Tag Archives: Islay
Bowmore – the last of my Islay distilleries – is a bit special. It is situated in the town of the same name; or at least what passes for a town on Islay. It has a tasting room with views to die for and malt whiskies to make your passing entirely painless. It is one of the oldest distilleries, not just on Islay but in all of Scotland. They even use the spare heat from the distillation process to heat the local swimming pool!
I wanted to go to the Caol Ila Distillery for two reasons. First, it would count towards my full set of Islay distilleries, and second, I was desperate to know how to pronounce it! For years, I have been going in pubs, seeing a bottle of Caol Ila behind the bar and being reluctant to ask for it for fear of pronouncing it wrong. So the first thing I asked the charming young lady in the Visitors Centre was for advice in pronunciation. She told me and then she served me with a complimentary dram to taste. Sadly, within a few hours I had forgotten how to achieve the precise lilt and lyricism: so I had to return to the distillery the next day and ask again. She very kindly repeated the lesson and the presented me with another free dram. I dare say that I could provide you with the phonetic spelling of the distillery name – but I am not going to do so. May I suggest you go to Islay yourself and ask the young lady concerned.
It was the kind of day where Mother Nature decides that colour is an optional extra. The road we drove along looked as if it was heading directly to the end of the world with no option to pass Go. The distillery had the look of a half-abandoned film set; brooding in a way that only granite can brood. You were surprised to find another human there, but there was a chap speaking in tongues about salt, sea and sherry casks. And then he would pass you a glass to sample. I am still not sure if it was a dream or not.
We’ve all played this game: you are alone in a leaking hot air balloon above a crocodile infested lake. The only way to keep it from crashing is to progressively jettison the cargo – which comprises of twelve bottles of single malt whisky. Some are easily thrown over the side, others take more careful thought. Which would be the last bottle you jettisoned? For me, the answer has always been a 16 year old Lagavulin, so my visit to that distillery was eagerly awaited. And it did not disappoint: despite the wind, despite the rain, the Dram Bar was like a tiny corner of heaven.
It was a bit of a black and white day when we visited the Ardbeg Distillery: the buildings were Islay white, but most other things including the clouds were black. Nevertheless the distillery complex managed to maintain the refined dignity of a maiden aunt, completely in keeping with an organisation owned by the Moët Hennessy Louis Vuitton group. There is a fine cafe where you can take lunch or have tea and scones … and then work your way through a tray full of sample single malts.
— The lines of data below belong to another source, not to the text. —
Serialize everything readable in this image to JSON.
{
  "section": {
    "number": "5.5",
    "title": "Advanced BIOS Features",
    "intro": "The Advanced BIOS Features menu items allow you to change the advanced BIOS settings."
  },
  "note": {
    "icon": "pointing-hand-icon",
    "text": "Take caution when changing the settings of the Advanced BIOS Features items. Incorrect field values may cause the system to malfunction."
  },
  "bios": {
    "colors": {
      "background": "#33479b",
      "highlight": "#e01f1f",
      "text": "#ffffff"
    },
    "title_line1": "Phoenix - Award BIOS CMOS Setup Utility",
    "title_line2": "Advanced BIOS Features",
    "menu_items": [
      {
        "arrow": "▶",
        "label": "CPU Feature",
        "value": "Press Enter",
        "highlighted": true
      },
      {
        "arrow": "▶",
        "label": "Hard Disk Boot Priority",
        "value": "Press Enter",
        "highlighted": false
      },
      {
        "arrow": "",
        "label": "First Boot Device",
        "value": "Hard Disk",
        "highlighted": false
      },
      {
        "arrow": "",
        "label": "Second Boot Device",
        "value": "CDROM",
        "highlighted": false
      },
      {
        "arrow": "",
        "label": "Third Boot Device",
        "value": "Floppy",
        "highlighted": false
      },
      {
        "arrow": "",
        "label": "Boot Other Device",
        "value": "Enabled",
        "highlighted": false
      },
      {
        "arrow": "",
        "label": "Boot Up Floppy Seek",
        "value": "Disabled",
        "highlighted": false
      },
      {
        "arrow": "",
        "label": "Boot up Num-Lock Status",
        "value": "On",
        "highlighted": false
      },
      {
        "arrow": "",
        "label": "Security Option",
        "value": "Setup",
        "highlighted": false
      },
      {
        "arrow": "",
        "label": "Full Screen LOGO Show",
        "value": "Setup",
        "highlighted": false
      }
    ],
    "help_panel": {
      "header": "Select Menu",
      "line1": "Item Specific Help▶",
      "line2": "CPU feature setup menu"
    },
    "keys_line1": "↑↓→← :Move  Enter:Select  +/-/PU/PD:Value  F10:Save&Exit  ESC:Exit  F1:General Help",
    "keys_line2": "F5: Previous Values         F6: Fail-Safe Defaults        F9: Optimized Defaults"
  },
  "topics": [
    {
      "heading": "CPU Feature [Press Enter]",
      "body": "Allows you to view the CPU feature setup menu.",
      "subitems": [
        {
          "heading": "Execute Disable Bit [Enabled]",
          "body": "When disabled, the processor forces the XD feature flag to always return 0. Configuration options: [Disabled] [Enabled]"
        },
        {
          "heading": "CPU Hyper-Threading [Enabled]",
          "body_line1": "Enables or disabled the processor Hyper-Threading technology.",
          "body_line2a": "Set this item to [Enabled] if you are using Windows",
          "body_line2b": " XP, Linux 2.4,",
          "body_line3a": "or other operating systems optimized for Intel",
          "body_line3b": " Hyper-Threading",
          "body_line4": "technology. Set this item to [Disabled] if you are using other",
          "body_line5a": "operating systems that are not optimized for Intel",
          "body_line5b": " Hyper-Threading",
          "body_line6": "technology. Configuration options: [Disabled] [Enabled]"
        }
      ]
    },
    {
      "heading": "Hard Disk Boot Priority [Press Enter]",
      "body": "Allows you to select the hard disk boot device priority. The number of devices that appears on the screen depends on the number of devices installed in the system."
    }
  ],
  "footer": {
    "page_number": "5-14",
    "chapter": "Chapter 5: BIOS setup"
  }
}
Delicious.
If Distillery No. 2 – opened in 1881 – was a young Islay distillery, the third in my series is positively neonatal. Kilchoman Farm Distillery only began production in 2005 and its first single malt whisky didn’t go on sale until September 2009. New it may be, but it is a bit of a gem: surrounded by fields of growing barley, continuing to use the traditional floor-malting process, and distilling, maturing and bottling on the island itself. As far as I can remember, the product was a bit of a gem as well, but for some reason my memories of the visit became a little hazy.
The second of the nine distilleries was Bruichladdich on the Rhinns of Islay. Built in 1881 – comparatively recently in Islay terms – it was the creation of the Harvey Brothers of Glasgow. It was designed by brother John, engineered by brother Robert, and financed by brother William. Despite its “modern” design, the fortunes of the distillery have reflected those of the wider whisky industry, and it has been mothballed four times: 1907-18, 1929-35, 1941-45, and 1994-2000. Today it is thriving under the ownership of the Remy-Cointreau Group.